• [EXERCISE DESCRIPTION]: What you return must be the full data, repeated verbatim, with no pictures in it.

[Page and application data records]
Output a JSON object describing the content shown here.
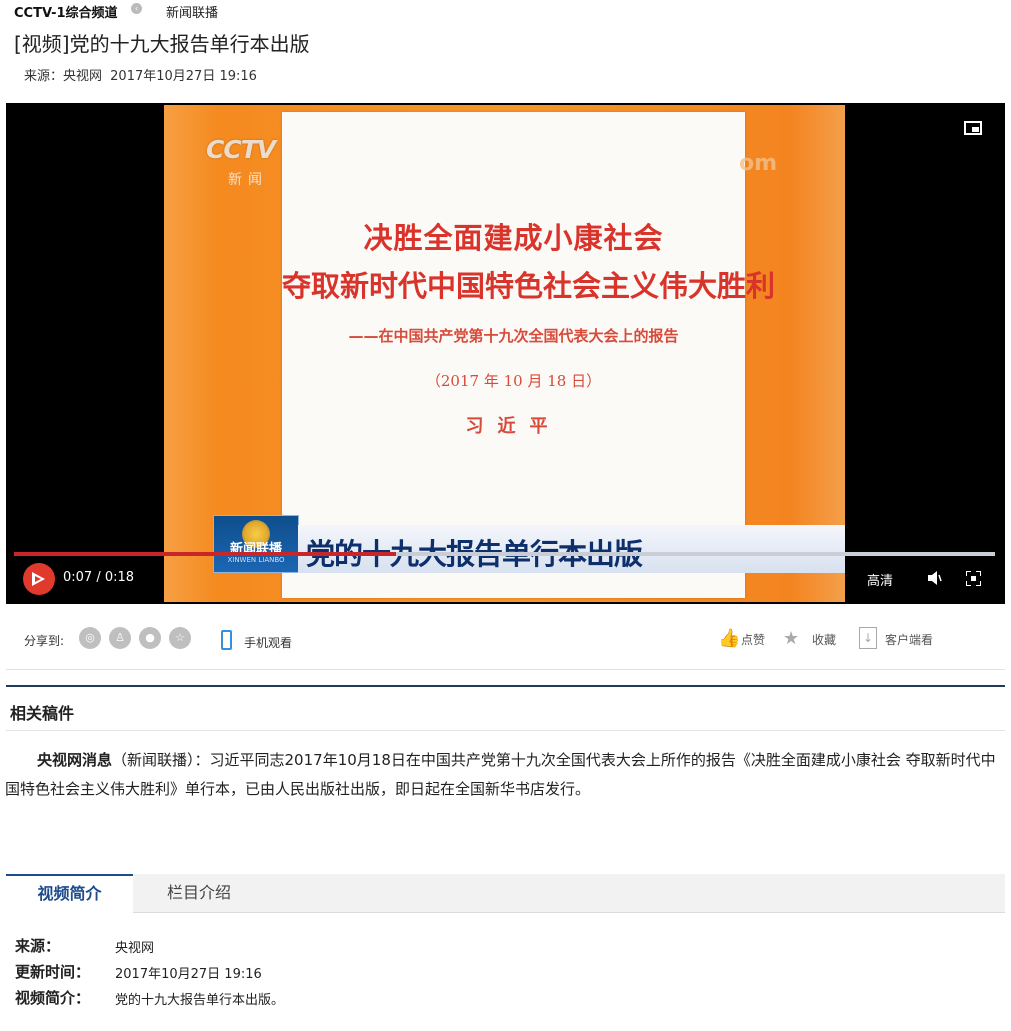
{
  "header": {
    "channel": "CCTV-1综合频道",
    "arrow_glyph": "‹",
    "column": "新闻联播"
  },
  "title": "[视频]党的十九大报告单行本出版",
  "meta": {
    "source": "来源：央视网",
    "datetime": "2017年10月27日 19:16"
  },
  "player": {
    "paper_line1": "决胜全面建成小康社会",
    "paper_line2": "夺取新时代中国特色社会主义伟大胜利",
    "paper_line3": "——在中国共产党第十九次全国代表大会上的报告",
    "paper_line4": "（2017 年 10 月 18 日）",
    "paper_line5": "习近平",
    "logo_text": "CCTV",
    "logo_sub": "新闻",
    "watermark_com": "om",
    "badge_cn": "新闻联播",
    "badge_en": "XINWEN LIANBO",
    "banner_title": "党的十九大报告单行本出版",
    "time_display": "0:07 / 0:18",
    "progress_fraction": 0.389,
    "quality_label": "高清"
  },
  "share": {
    "label": "分享到:",
    "icons": [
      "weibo-icon",
      "qq-icon",
      "wechat-icon",
      "favorite-star-icon"
    ],
    "mobile_label": "手机观看",
    "like_label": "点赞",
    "collect_label": "收藏",
    "client_label": "客户端看"
  },
  "related": {
    "title": "相关稿件",
    "lead": "央视网消息",
    "text": "（新闻联播）：习近平同志2017年10月18日在中国共产党第十九次全国代表大会上所作的报告《决胜全面建成小康社会 夺取新时代中国特色社会主义伟大胜利》单行本，已由人民出版社出版，即日起在全国新华书店发行。"
  },
  "tabs": [
    {
      "label": "视频简介",
      "active": true
    },
    {
      "label": "栏目介绍",
      "active": false
    }
  ],
  "info": {
    "source_key": "来源：",
    "source_val": "央视网",
    "updated_key": "更新时间：",
    "updated_val": "2017年10月27日 19:16",
    "intro_key": "视频简介：",
    "intro_val": "党的十九大报告单行本出版。"
  },
  "colors": {
    "accent_red": "#e03a2d",
    "nav_blue": "#1e4b8c",
    "paper_red": "#d9342b"
  }
}
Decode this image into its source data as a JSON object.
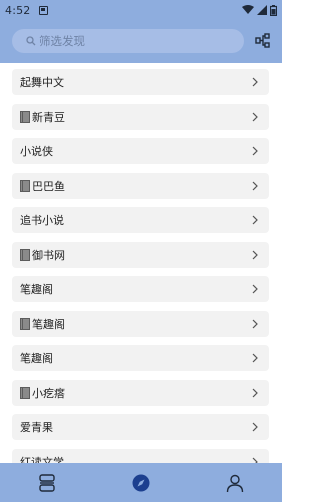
{
  "status_bar": {
    "time": "4:52"
  },
  "search": {
    "placeholder": "筛选发现"
  },
  "sources": [
    {
      "label": "起舞中文",
      "has_book_icon": false
    },
    {
      "label": "新青豆",
      "has_book_icon": true
    },
    {
      "label": "小说侠",
      "has_book_icon": false
    },
    {
      "label": "巴巴鱼",
      "has_book_icon": true
    },
    {
      "label": "追书小说",
      "has_book_icon": false
    },
    {
      "label": "御书网",
      "has_book_icon": true
    },
    {
      "label": "笔趣阁",
      "has_book_icon": false
    },
    {
      "label": "笔趣阁",
      "has_book_icon": true
    },
    {
      "label": "笔趣阁",
      "has_book_icon": false
    },
    {
      "label": "小疙瘩",
      "has_book_icon": true
    },
    {
      "label": "爱青果",
      "has_book_icon": false
    },
    {
      "label": "红读文学",
      "has_book_icon": false
    }
  ],
  "bottom_nav": [
    {
      "name": "bookshelf-icon",
      "active": false
    },
    {
      "name": "compass-icon",
      "active": true
    },
    {
      "name": "person-icon",
      "active": false
    }
  ],
  "colors": {
    "header_bg": "#8eadde",
    "search_bg": "#a6bde6",
    "item_bg": "#f2f2f2",
    "active_tab": "#1c3f8f"
  }
}
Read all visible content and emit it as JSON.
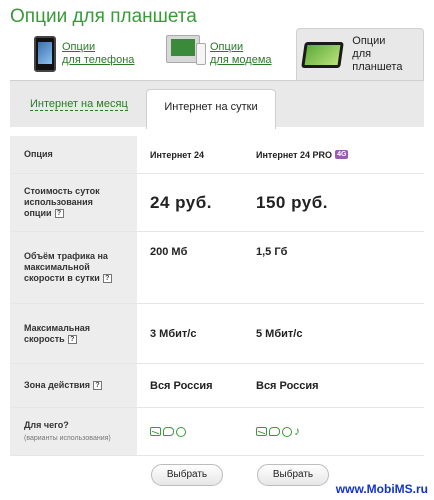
{
  "page": {
    "title": "Опции для планшета"
  },
  "category_tabs": [
    {
      "line1": "Опции",
      "line2": "для телефона",
      "icon": "phone-icon",
      "active": false
    },
    {
      "line1": "Опции",
      "line2": "для модема",
      "icon": "modem-icon",
      "active": false
    },
    {
      "line1": "Опции",
      "line2": "для планшета",
      "icon": "tablet-icon",
      "active": true
    }
  ],
  "period_tabs": [
    {
      "label": "Интернет на месяц",
      "active": false
    },
    {
      "label": "Интернет на сутки",
      "active": true
    }
  ],
  "table": {
    "header": {
      "label": "Опция",
      "plan1": "Интернет 24",
      "plan2": "Интернет 24 PRO",
      "plan2_badge": "4G"
    },
    "rows": [
      {
        "label_lines": [
          "Стоимость суток",
          "использования",
          "опции"
        ],
        "has_help": true,
        "plan1": "24 руб.",
        "plan2": "150 руб."
      },
      {
        "label_lines": [
          "Объём трафика на",
          "максимальной",
          "скорости в сутки"
        ],
        "has_help": true,
        "plan1": "200 Мб",
        "plan2": "1,5 Гб"
      },
      {
        "label_lines": [
          "Максимальная",
          "скорость"
        ],
        "has_help": true,
        "plan1": "3 Мбит/с",
        "plan2": "5 Мбит/с"
      },
      {
        "label_lines": [
          "Зона действия"
        ],
        "has_help": true,
        "plan1": "Вся Россия",
        "plan2": "Вся Россия"
      }
    ],
    "usage_row": {
      "label": "Для чего?",
      "note": "(варианты использования)",
      "plan1_icons": [
        "envelope-icon",
        "chat-icon",
        "globe-icon"
      ],
      "plan2_icons": [
        "envelope-icon",
        "chat-icon",
        "globe-icon",
        "music-note-icon"
      ]
    },
    "help_symbol": "?",
    "choose_label": "Выбрать"
  },
  "watermark": "www.MobiMS.ru",
  "colors": {
    "brand_green": "#3a9a3a",
    "badge_purple": "#9c59b6",
    "watermark_blue": "#1133cc"
  }
}
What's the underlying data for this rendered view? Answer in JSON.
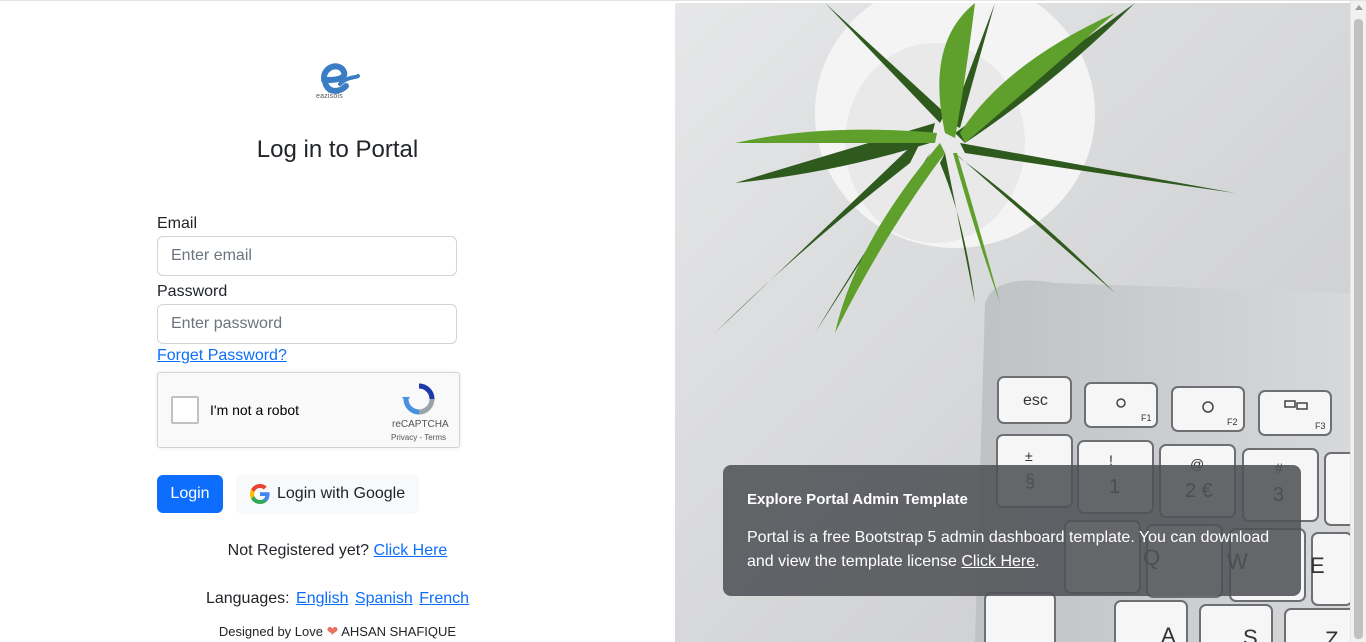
{
  "login": {
    "logo_text": "eazisols",
    "title": "Log in to Portal",
    "email_label": "Email",
    "email_placeholder": "Enter email",
    "password_label": "Password",
    "password_placeholder": "Enter password",
    "forget_password": "Forget Password?",
    "captcha": {
      "label": "I'm not a robot",
      "brand": "reCAPTCHA",
      "privacy": "Privacy",
      "separator": " - ",
      "terms": "Terms"
    },
    "login_button": "Login",
    "google_button": "Login with Google",
    "not_registered": "Not Registered yet? ",
    "register_link": "Click Here",
    "languages_label": "Languages: ",
    "languages": [
      "English",
      "Spanish",
      "French"
    ],
    "footer_prefix": "Designed by Love ",
    "footer_author": " AHSAN SHAFIQUE",
    "colors": {
      "primary": "#0d6efd",
      "heart": "#e8735e"
    },
    "icons": [
      "eazisols-logo-icon",
      "recaptcha-icon",
      "google-icon",
      "heart-icon"
    ]
  },
  "promo": {
    "title": "Explore Portal Admin Template",
    "body": "Portal is a free Bootstrap 5 admin dashboard template. You can download and view the template license ",
    "link": "Click Here",
    "trailing": ".",
    "keys": [
      "esc",
      "F1",
      "F2",
      "F3",
      "±",
      "§",
      "!",
      "1",
      "@",
      "2 €",
      "#",
      "3",
      "Q",
      "W",
      "E",
      "A",
      "S",
      "Z"
    ]
  }
}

• [ANSWER BELOW]:
Output a JSON object describing the content shown here.
{
  "header": {
    "channel": "CCTV-1综合频道",
    "arrow_glyph": "‹",
    "column": "新闻联播"
  },
  "title": "[视频]党的十九大报告单行本出版",
  "meta": {
    "source": "来源：央视网",
    "datetime": "2017年10月27日 19:16"
  },
  "player": {
    "paper_line1": "决胜全面建成小康社会",
    "paper_line2": "夺取新时代中国特色社会主义伟大胜利",
    "paper_line3": "——在中国共产党第十九次全国代表大会上的报告",
    "paper_line4": "（2017 年 10 月 18 日）",
    "paper_line5": "习近平",
    "logo_text": "CCTV",
    "logo_sub": "新闻",
    "watermark_com": "om",
    "badge_cn": "新闻联播",
    "badge_en": "XINWEN LIANBO",
    "banner_title": "党的十九大报告单行本出版",
    "time_display": "0:07 / 0:18",
    "progress_fraction": 0.389,
    "quality_label": "高清"
  },
  "share": {
    "label": "分享到:",
    "icons": [
      "weibo-icon",
      "qq-icon",
      "wechat-icon",
      "favorite-star-icon"
    ],
    "mobile_label": "手机观看",
    "like_label": "点赞",
    "collect_label": "收藏",
    "client_label": "客户端看"
  },
  "related": {
    "title": "相关稿件",
    "lead": "央视网消息",
    "text": "（新闻联播）：习近平同志2017年10月18日在中国共产党第十九次全国代表大会上所作的报告《决胜全面建成小康社会 夺取新时代中国特色社会主义伟大胜利》单行本，已由人民出版社出版，即日起在全国新华书店发行。"
  },
  "tabs": [
    {
      "label": "视频简介",
      "active": true
    },
    {
      "label": "栏目介绍",
      "active": false
    }
  ],
  "info": {
    "source_key": "来源：",
    "source_val": "央视网",
    "updated_key": "更新时间：",
    "updated_val": "2017年10月27日 19:16",
    "intro_key": "视频简介：",
    "intro_val": "党的十九大报告单行本出版。"
  },
  "colors": {
    "accent_red": "#e03a2d",
    "nav_blue": "#1e4b8c",
    "paper_red": "#d9342b"
  }
}
Decode this image into its source data as a JSON object.
{
  "status_bar": {
    "time": "4:52"
  },
  "search": {
    "placeholder": "筛选发现"
  },
  "sources": [
    {
      "label": "起舞中文",
      "has_book_icon": false
    },
    {
      "label": "新青豆",
      "has_book_icon": true
    },
    {
      "label": "小说侠",
      "has_book_icon": false
    },
    {
      "label": "巴巴鱼",
      "has_book_icon": true
    },
    {
      "label": "追书小说",
      "has_book_icon": false
    },
    {
      "label": "御书网",
      "has_book_icon": true
    },
    {
      "label": "笔趣阁",
      "has_book_icon": false
    },
    {
      "label": "笔趣阁",
      "has_book_icon": true
    },
    {
      "label": "笔趣阁",
      "has_book_icon": false
    },
    {
      "label": "小疙瘩",
      "has_book_icon": true
    },
    {
      "label": "爱青果",
      "has_book_icon": false
    },
    {
      "label": "红读文学",
      "has_book_icon": false
    }
  ],
  "bottom_nav": [
    {
      "name": "bookshelf-icon",
      "active": false
    },
    {
      "name": "compass-icon",
      "active": true
    },
    {
      "name": "person-icon",
      "active": false
    }
  ],
  "colors": {
    "header_bg": "#8eadde",
    "search_bg": "#a6bde6",
    "item_bg": "#f2f2f2",
    "active_tab": "#1c3f8f"
  }
}
Read all visible content and emit it as JSON.
{
  "page": {
    "title": "Опции для планшета"
  },
  "category_tabs": [
    {
      "line1": "Опции",
      "line2": "для телефона",
      "icon": "phone-icon",
      "active": false
    },
    {
      "line1": "Опции",
      "line2": "для модема",
      "icon": "modem-icon",
      "active": false
    },
    {
      "line1": "Опции",
      "line2": "для планшета",
      "icon": "tablet-icon",
      "active": true
    }
  ],
  "period_tabs": [
    {
      "label": "Интернет на месяц",
      "active": false
    },
    {
      "label": "Интернет на сутки",
      "active": true
    }
  ],
  "table": {
    "header": {
      "label": "Опция",
      "plan1": "Интернет 24",
      "plan2": "Интернет 24 PRO",
      "plan2_badge": "4G"
    },
    "rows": [
      {
        "label_lines": [
          "Стоимость суток",
          "использования",
          "опции"
        ],
        "has_help": true,
        "plan1": "24 руб.",
        "plan2": "150 руб."
      },
      {
        "label_lines": [
          "Объём трафика на",
          "максимальной",
          "скорости в сутки"
        ],
        "has_help": true,
        "plan1": "200 Мб",
        "plan2": "1,5 Гб"
      },
      {
        "label_lines": [
          "Максимальная",
          "скорость"
        ],
        "has_help": true,
        "plan1": "3 Мбит/с",
        "plan2": "5 Мбит/с"
      },
      {
        "label_lines": [
          "Зона действия"
        ],
        "has_help": true,
        "plan1": "Вся Россия",
        "plan2": "Вся Россия"
      }
    ],
    "usage_row": {
      "label": "Для чего?",
      "note": "(варианты использования)",
      "plan1_icons": [
        "envelope-icon",
        "chat-icon",
        "globe-icon"
      ],
      "plan2_icons": [
        "envelope-icon",
        "chat-icon",
        "globe-icon",
        "music-note-icon"
      ]
    },
    "help_symbol": "?",
    "choose_label": "Выбрать"
  },
  "watermark": "www.MobiMS.ru",
  "colors": {
    "brand_green": "#3a9a3a",
    "badge_purple": "#9c59b6",
    "watermark_blue": "#1133cc"
  }
}
What's the underlying data for this rendered view? Answer in JSON.
{
  "login": {
    "logo_text": "eazisols",
    "title": "Log in to Portal",
    "email_label": "Email",
    "email_placeholder": "Enter email",
    "password_label": "Password",
    "password_placeholder": "Enter password",
    "forget_password": "Forget Password?",
    "captcha": {
      "label": "I'm not a robot",
      "brand": "reCAPTCHA",
      "privacy": "Privacy",
      "separator": " - ",
      "terms": "Terms"
    },
    "login_button": "Login",
    "google_button": "Login with Google",
    "not_registered": "Not Registered yet? ",
    "register_link": "Click Here",
    "languages_label": "Languages: ",
    "languages": [
      "English",
      "Spanish",
      "French"
    ],
    "footer_prefix": "Designed by Love ",
    "footer_author": " AHSAN SHAFIQUE",
    "colors": {
      "primary": "#0d6efd",
      "heart": "#e8735e"
    },
    "icons": [
      "eazisols-logo-icon",
      "recaptcha-icon",
      "google-icon",
      "heart-icon"
    ]
  },
  "promo": {
    "title": "Explore Portal Admin Template",
    "body": "Portal is a free Bootstrap 5 admin dashboard template. You can download and view the template license ",
    "link": "Click Here",
    "trailing": ".",
    "keys": [
      "esc",
      "F1",
      "F2",
      "F3",
      "±",
      "§",
      "!",
      "1",
      "@",
      "2 €",
      "#",
      "3",
      "Q",
      "W",
      "E",
      "A",
      "S",
      "Z"
    ]
  }
}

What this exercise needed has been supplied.